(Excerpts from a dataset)
▼▼▼

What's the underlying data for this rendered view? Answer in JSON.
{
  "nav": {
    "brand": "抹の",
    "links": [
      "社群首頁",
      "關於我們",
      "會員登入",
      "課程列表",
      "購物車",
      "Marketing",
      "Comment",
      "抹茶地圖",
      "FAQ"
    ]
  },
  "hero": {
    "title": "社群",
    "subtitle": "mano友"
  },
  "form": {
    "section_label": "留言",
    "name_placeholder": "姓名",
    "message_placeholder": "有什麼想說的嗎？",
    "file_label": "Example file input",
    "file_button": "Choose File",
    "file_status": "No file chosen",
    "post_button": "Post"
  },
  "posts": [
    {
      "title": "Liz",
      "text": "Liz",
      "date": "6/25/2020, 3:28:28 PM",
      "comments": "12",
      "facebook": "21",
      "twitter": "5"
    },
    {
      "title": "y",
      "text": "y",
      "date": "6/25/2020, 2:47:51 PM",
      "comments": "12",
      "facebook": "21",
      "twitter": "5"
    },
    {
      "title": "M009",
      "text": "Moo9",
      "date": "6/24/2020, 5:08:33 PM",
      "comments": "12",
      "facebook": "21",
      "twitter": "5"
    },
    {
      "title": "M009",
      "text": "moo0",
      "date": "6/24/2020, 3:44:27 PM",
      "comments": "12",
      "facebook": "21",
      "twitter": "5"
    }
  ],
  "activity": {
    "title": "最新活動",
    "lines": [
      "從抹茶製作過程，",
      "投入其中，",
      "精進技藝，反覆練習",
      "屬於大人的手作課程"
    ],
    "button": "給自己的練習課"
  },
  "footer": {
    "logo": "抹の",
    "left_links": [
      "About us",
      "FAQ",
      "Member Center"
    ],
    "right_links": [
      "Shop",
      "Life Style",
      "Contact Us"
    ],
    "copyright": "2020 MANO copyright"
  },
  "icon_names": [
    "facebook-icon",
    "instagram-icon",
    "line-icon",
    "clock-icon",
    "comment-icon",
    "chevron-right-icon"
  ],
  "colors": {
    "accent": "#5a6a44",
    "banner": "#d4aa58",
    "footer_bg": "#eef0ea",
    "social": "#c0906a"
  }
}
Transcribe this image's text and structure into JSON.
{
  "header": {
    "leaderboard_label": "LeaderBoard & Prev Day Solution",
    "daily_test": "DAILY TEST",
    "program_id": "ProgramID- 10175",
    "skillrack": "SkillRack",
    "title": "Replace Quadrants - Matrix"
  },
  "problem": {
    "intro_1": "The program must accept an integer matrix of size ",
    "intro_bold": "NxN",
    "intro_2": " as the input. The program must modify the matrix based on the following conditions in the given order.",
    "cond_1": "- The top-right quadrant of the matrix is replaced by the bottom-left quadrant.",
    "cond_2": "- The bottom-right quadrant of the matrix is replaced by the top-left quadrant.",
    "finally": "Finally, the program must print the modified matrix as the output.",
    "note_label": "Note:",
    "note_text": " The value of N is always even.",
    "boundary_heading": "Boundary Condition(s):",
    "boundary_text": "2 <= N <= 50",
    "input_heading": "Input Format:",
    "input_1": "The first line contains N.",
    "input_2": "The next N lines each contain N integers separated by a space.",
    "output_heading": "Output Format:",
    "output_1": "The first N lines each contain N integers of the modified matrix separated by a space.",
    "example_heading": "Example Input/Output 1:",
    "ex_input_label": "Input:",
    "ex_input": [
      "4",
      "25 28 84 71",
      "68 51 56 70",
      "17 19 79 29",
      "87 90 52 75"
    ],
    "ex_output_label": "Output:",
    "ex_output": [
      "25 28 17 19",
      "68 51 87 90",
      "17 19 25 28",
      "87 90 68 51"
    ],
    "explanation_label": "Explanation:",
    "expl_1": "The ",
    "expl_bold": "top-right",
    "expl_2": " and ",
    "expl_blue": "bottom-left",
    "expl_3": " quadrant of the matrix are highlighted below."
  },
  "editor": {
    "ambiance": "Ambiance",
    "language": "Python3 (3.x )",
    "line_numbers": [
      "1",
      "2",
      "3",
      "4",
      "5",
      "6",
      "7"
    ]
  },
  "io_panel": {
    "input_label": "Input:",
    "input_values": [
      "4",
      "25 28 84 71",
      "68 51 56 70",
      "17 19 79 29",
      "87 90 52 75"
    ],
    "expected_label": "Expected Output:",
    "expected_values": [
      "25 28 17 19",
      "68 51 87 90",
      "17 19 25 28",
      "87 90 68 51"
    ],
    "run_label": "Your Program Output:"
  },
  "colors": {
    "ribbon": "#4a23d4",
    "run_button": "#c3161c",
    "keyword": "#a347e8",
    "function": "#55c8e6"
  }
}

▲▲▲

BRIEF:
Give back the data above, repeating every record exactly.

RESPONSE TO THE EXERCISE:
What's the underlying data for this rendered view? Answer in JSON.
{
  "nav": {
    "brand": "抹の",
    "links": [
      "社群首頁",
      "關於我們",
      "會員登入",
      "課程列表",
      "購物車",
      "Marketing",
      "Comment",
      "抹茶地圖",
      "FAQ"
    ]
  },
  "hero": {
    "title": "社群",
    "subtitle": "mano友"
  },
  "form": {
    "section_label": "留言",
    "name_placeholder": "姓名",
    "message_placeholder": "有什麼想說的嗎？",
    "file_label": "Example file input",
    "file_button": "Choose File",
    "file_status": "No file chosen",
    "post_button": "Post"
  },
  "posts": [
    {
      "title": "Liz",
      "text": "Liz",
      "date": "6/25/2020, 3:28:28 PM",
      "comments": "12",
      "facebook": "21",
      "twitter": "5"
    },
    {
      "title": "y",
      "text": "y",
      "date": "6/25/2020, 2:47:51 PM",
      "comments": "12",
      "facebook": "21",
      "twitter": "5"
    },
    {
      "title": "M009",
      "text": "Moo9",
      "date": "6/24/2020, 5:08:33 PM",
      "comments": "12",
      "facebook": "21",
      "twitter": "5"
    },
    {
      "title": "M009",
      "text": "moo0",
      "date": "6/24/2020, 3:44:27 PM",
      "comments": "12",
      "facebook": "21",
      "twitter": "5"
    }
  ],
  "activity": {
    "title": "最新活動",
    "lines": [
      "從抹茶製作過程，",
      "投入其中，",
      "精進技藝，反覆練習",
      "屬於大人的手作課程"
    ],
    "button": "給自己的練習課"
  },
  "footer": {
    "logo": "抹の",
    "left_links": [
      "About us",
      "FAQ",
      "Member Center"
    ],
    "right_links": [
      "Shop",
      "Life Style",
      "Contact Us"
    ],
    "copyright": "2020 MANO copyright"
  },
  "icon_names": [
    "facebook-icon",
    "instagram-icon",
    "line-icon",
    "clock-icon",
    "comment-icon",
    "chevron-right-icon"
  ],
  "colors": {
    "accent": "#5a6a44",
    "banner": "#d4aa58",
    "footer_bg": "#eef0ea",
    "social": "#c0906a"
  }
}
Transcribe this image's text and structure into JSON.
{
  "header": {
    "leaderboard_label": "LeaderBoard & Prev Day Solution",
    "daily_test": "DAILY TEST",
    "program_id": "ProgramID- 10175",
    "skillrack": "SkillRack",
    "title": "Replace Quadrants - Matrix"
  },
  "problem": {
    "intro_1": "The program must accept an integer matrix of size ",
    "intro_bold": "NxN",
    "intro_2": " as the input. The program must modify the matrix based on the following conditions in the given order.",
    "cond_1": "- The top-right quadrant of the matrix is replaced by the bottom-left quadrant.",
    "cond_2": "- The bottom-right quadrant of the matrix is replaced by the top-left quadrant.",
    "finally": "Finally, the program must print the modified matrix as the output.",
    "note_label": "Note:",
    "note_text": " The value of N is always even.",
    "boundary_heading": "Boundary Condition(s):",
    "boundary_text": "2 <= N <= 50",
    "input_heading": "Input Format:",
    "input_1": "The first line contains N.",
    "input_2": "The next N lines each contain N integers separated by a space.",
    "output_heading": "Output Format:",
    "output_1": "The first N lines each contain N integers of the modified matrix separated by a space.",
    "example_heading": "Example Input/Output 1:",
    "ex_input_label": "Input:",
    "ex_input": [
      "4",
      "25 28 84 71",
      "68 51 56 70",
      "17 19 79 29",
      "87 90 52 75"
    ],
    "ex_output_label": "Output:",
    "ex_output": [
      "25 28 17 19",
      "68 51 87 90",
      "17 19 25 28",
      "87 90 68 51"
    ],
    "explanation_label": "Explanation:",
    "expl_1": "The ",
    "expl_bold": "top-right",
    "expl_2": " and ",
    "expl_blue": "bottom-left",
    "expl_3": " quadrant of the matrix are highlighted below."
  },
  "editor": {
    "ambiance": "Ambiance",
    "language": "Python3 (3.x )",
    "line_numbers": [
      "1",
      "2",
      "3",
      "4",
      "5",
      "6",
      "7"
    ]
  },
  "io_panel": {
    "input_label": "Input:",
    "input_values": [
      "4",
      "25 28 84 71",
      "68 51 56 70",
      "17 19 79 29",
      "87 90 52 75"
    ],
    "expected_label": "Expected Output:",
    "expected_values": [
      "25 28 17 19",
      "68 51 87 90",
      "17 19 25 28",
      "87 90 68 51"
    ],
    "run_label": "Your Program Output:"
  },
  "colors": {
    "ribbon": "#4a23d4",
    "run_button": "#c3161c",
    "keyword": "#a347e8",
    "function": "#55c8e6"
  }
}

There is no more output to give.